Dear Mrs. Cobb South,
I love that you’re working to get your books released in ebook format and hope that this series will eventually be available electronically. It deserves a wider audience than I’m afraid it’s going to get as hardcover releases from a small press.
“A Dead Bore” refers to the first victim in this second book in the John Pickett mystery series. Julia Bertram, Lady Fieldhurst, desperately wants to escape the boredom of London. As a recent widow, she’s unable to take part in most society events. Yet the thought of either staying with her mother-in-law in the dower house or visiting Brighton with her BFF, and running the risk of encountering the man who had hoped to become her lover, is not to be born.
It is with relief that she receives an invitation to the Yorkshire countryside. She’s not quite sure why Lady Anne Hollingshead did so but, no matter, it will get her out of London.
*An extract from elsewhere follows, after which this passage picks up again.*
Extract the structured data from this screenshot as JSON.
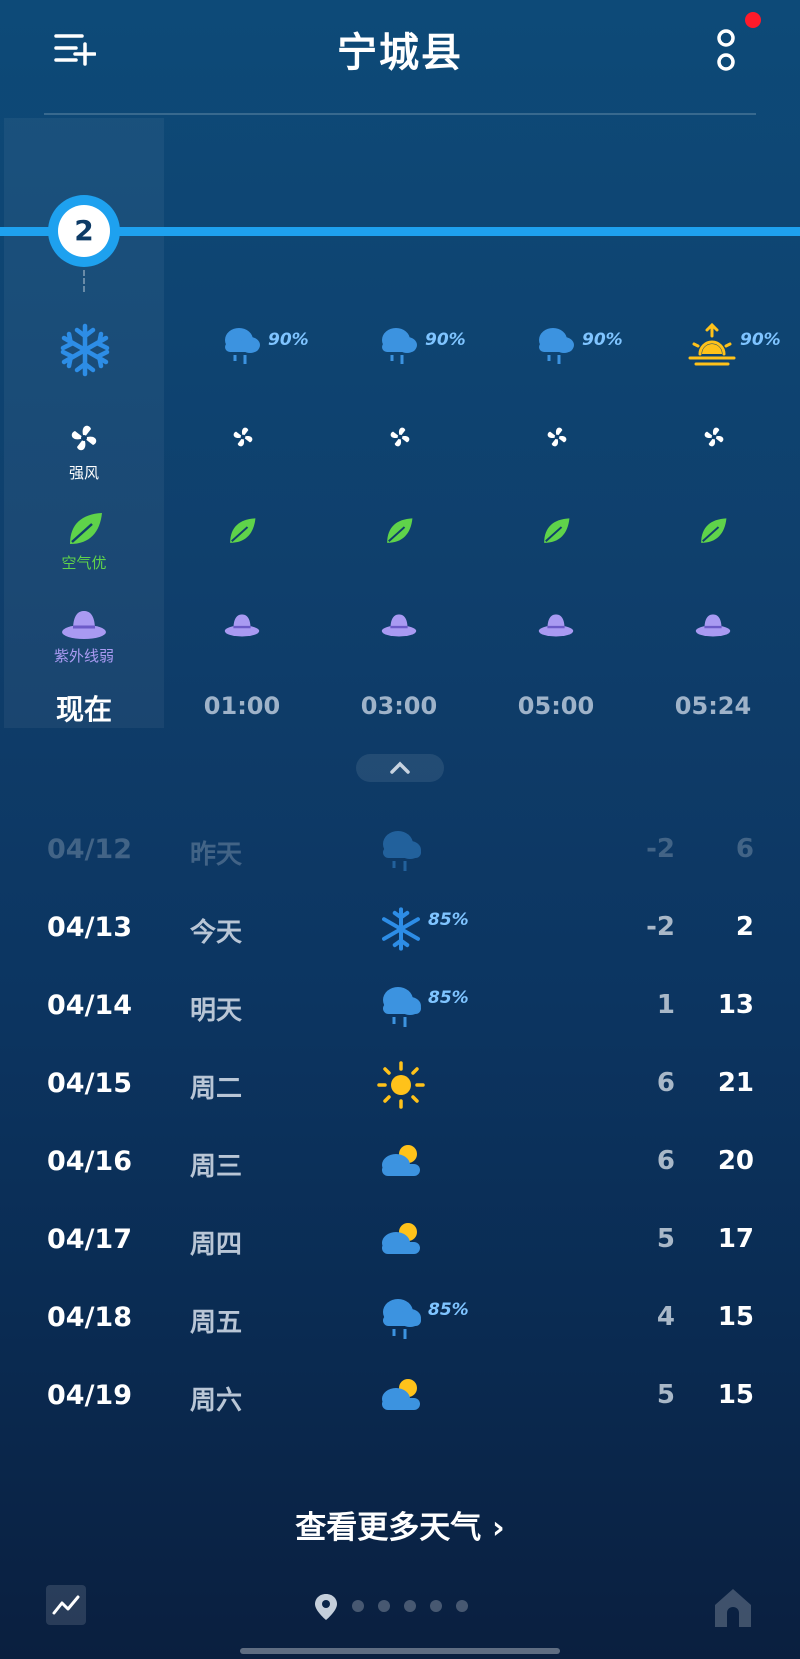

With warnings from her friend of the dire boredom sure to await her ringing in her ears, she sets off. And suffers through her first dinner seated beside the local vicar as she begins to pick up on all the underlying currents seething through the room.
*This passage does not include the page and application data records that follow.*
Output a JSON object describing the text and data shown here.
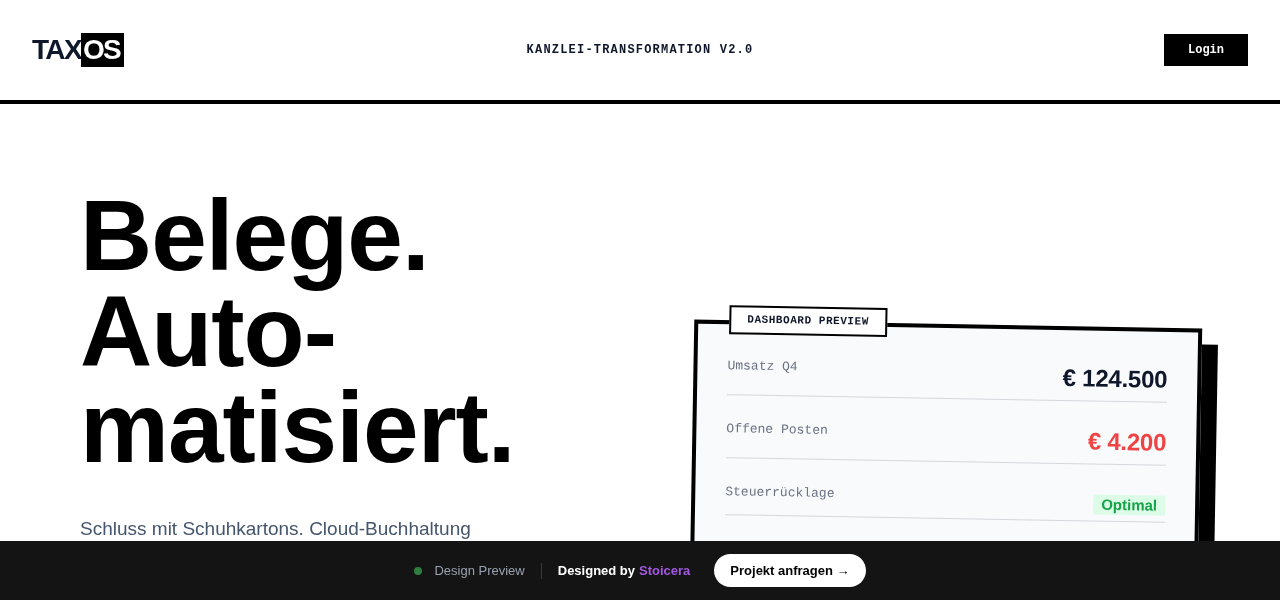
{
  "header": {
    "logo": {
      "text": "TAX",
      "highlight": "OS"
    },
    "tagline": "KANZLEI-TRANSFORMATION V2.0",
    "login_button": "Login"
  },
  "hero": {
    "headline_lines": [
      "Belege.",
      "Auto-",
      "matisiert."
    ],
    "subtitle": "Schluss mit Schuhkartons. Cloud-Buchhaltung"
  },
  "dashboard_preview": {
    "label": "DASHBOARD PREVIEW",
    "rows": [
      {
        "label": "Umsatz Q4",
        "value": "€ 124.500",
        "kind": "amount",
        "color": "#0f172a"
      },
      {
        "label": "Offene Posten",
        "value": "€ 4.200",
        "kind": "amount",
        "color": "#ef4444"
      },
      {
        "label": "Steuerrücklage",
        "value": "Optimal",
        "kind": "badge",
        "color": "#16a34a"
      }
    ]
  },
  "preview_bar": {
    "status": "Design Preview",
    "credit": {
      "text": "Designed by",
      "link": "Stoicera"
    },
    "cta_button": "Projekt anfragen →"
  }
}
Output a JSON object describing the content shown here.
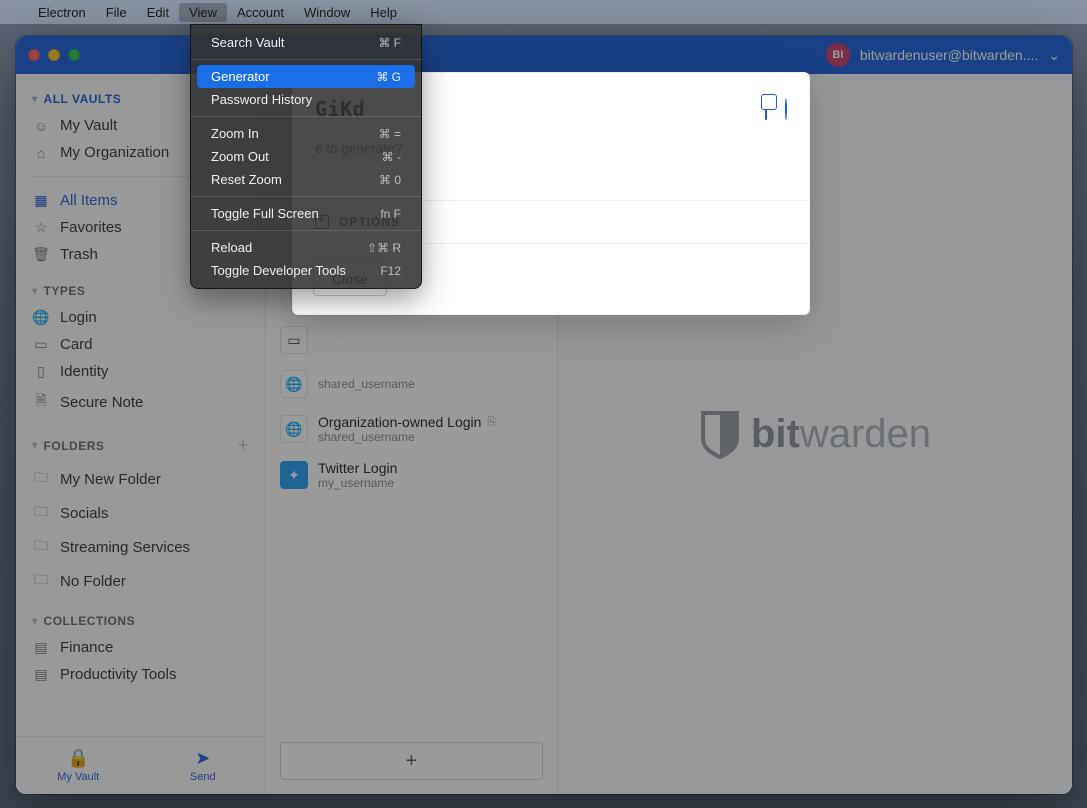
{
  "menubar": {
    "items": [
      "Electron",
      "File",
      "Edit",
      "View",
      "Account",
      "Window",
      "Help"
    ],
    "open_index": 3
  },
  "dropdown": {
    "groups": [
      [
        {
          "label": "Search Vault",
          "shortcut": "⌘ F"
        }
      ],
      [
        {
          "label": "Generator",
          "shortcut": "⌘ G",
          "selected": true
        },
        {
          "label": "Password History",
          "shortcut": ""
        }
      ],
      [
        {
          "label": "Zoom In",
          "shortcut": "⌘ ="
        },
        {
          "label": "Zoom Out",
          "shortcut": "⌘ -"
        },
        {
          "label": "Reset Zoom",
          "shortcut": "⌘ 0"
        }
      ],
      [
        {
          "label": "Toggle Full Screen",
          "shortcut": "fn F"
        }
      ],
      [
        {
          "label": "Reload",
          "shortcut": "⇧⌘ R"
        },
        {
          "label": "Toggle Developer Tools",
          "shortcut": "F12"
        }
      ]
    ]
  },
  "titlebar": {
    "traffic_colors": [
      "#ff5f57",
      "#febc2e",
      "#28c840"
    ],
    "avatar_initials": "BI",
    "account_email": "bitwardenuser@bitwarden....",
    "chevron": "⌄"
  },
  "sidebar": {
    "vaults_header": "ALL VAULTS",
    "vaults": [
      {
        "icon": "👤",
        "label": "My Vault"
      },
      {
        "icon": "🏢",
        "label": "My Organization"
      }
    ],
    "all_items": "All Items",
    "favorites": "Favorites",
    "trash": "Trash",
    "types_header": "TYPES",
    "types": [
      {
        "icon": "🌐",
        "label": "Login"
      },
      {
        "icon": "💳",
        "label": "Card"
      },
      {
        "icon": "🪪",
        "label": "Identity"
      },
      {
        "icon": "🗒",
        "label": "Secure Note"
      }
    ],
    "folders_header": "FOLDERS",
    "folders": [
      {
        "label": "My New Folder"
      },
      {
        "label": "Socials"
      },
      {
        "label": "Streaming Services"
      },
      {
        "label": "No Folder"
      }
    ],
    "collections_header": "COLLECTIONS",
    "collections": [
      {
        "label": "Finance"
      },
      {
        "label": "Productivity Tools"
      }
    ],
    "footer": {
      "my_vault": "My Vault",
      "send": "Send"
    }
  },
  "list": {
    "items": [
      {
        "icon_type": "card",
        "title": "",
        "sub": ""
      },
      {
        "icon_type": "globe",
        "title": "",
        "sub": "shared_username"
      },
      {
        "icon_type": "globe",
        "title": "Organization-owned Login",
        "sub": "shared_username",
        "shared": true
      },
      {
        "icon_type": "tw",
        "title": "Twitter Login",
        "sub": "my_username"
      }
    ]
  },
  "generator": {
    "password_display": "GiKd",
    "question": "e to generate?",
    "options_label": "OPTIONS",
    "close_label": "Close"
  },
  "brand": {
    "bold": "bit",
    "rest": "warden"
  }
}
When the dinner party breaks up, no one realizes that before the night is over, one of them will be dead. Julia knows she heard a gunshot during the night and fearing that murder has been done, she sends to London for John Pickett, the Bow Street law officer who cleared her in the murder of her husband two months ago. Can he catch a killer in the wilds of the countryside while posing as Julia’s footman?
The humor, attention to historical detail, and deft characterization present in your other novels is delightfully in evidence in “A Dead Bore.” Once the murderer is revealed, the person’s identity and actions matched a few things I knew had to have taken place. The motive behind the deed again fits what police still look for today when lining up their suspects.
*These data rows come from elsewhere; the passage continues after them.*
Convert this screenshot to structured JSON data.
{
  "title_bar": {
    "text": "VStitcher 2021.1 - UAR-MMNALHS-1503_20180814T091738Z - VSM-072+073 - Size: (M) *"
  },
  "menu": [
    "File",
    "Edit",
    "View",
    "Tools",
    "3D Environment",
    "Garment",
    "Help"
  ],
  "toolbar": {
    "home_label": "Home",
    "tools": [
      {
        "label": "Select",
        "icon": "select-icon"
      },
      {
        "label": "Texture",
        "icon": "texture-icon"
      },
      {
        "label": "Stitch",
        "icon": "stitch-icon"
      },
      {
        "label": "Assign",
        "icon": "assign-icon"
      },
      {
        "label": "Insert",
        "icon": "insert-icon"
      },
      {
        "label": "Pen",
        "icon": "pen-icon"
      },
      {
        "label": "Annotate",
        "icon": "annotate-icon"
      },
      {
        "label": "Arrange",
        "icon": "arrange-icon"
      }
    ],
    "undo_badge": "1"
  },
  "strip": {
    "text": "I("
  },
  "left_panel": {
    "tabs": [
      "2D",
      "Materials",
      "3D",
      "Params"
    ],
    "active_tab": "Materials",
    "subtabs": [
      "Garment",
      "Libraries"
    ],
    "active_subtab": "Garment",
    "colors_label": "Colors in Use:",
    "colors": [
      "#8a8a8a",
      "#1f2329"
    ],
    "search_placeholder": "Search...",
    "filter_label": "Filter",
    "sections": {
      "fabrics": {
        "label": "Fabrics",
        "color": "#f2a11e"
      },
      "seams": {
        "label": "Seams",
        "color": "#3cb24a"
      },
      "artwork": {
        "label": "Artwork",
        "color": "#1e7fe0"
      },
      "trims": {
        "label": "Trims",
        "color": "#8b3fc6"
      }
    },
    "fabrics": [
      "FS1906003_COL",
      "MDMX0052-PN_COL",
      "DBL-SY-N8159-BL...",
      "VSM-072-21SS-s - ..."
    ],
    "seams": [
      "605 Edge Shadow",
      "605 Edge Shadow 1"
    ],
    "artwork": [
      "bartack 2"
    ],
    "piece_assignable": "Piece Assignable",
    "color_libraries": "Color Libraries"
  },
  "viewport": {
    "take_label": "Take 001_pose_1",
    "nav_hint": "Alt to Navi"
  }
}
As votermom mentioned in a comment on “In Milady’s Chamber,” I loved so many of the characters in this book. And as much as it’s possible to feel sympathy for a murderer, I did. John rediscovers that bringing the guilty to justice often can and will affect those around them. Julia sensibly limits her involvement in the investigation to what she can handle – noticeably not being keen on helping John examine the body – yet proves her value with several key bits of information which John would have been unable to easily learn. While we see John growing in confidence as his experience increases.
As you promised, the fledgling feelings between Julia and John Pickett are beginning to show. John has been hopelessly in love with Julia for months but now Julia is just beginning to see him as more than the man who saved her life and with whom she helped to solve her husband’s murder. The social gulf is still there yet you show that a relationship between members of differing social classes is not unknown, albeit rare and usually clandestine.
I wonder if the fact that Julia called on a Bow Street Runner and secretly introduced him into the household with whom she was staying will affect her socially? The information is sure to get out and I would think social hostesses might think twice before inviting her to their homes in case she thinks a secret needs to be solved.
I hope there will be further adventures for John and Julia. They are wonderful creations who take part in well plotted stories that are sure to please both Regency and historical mystery fans. B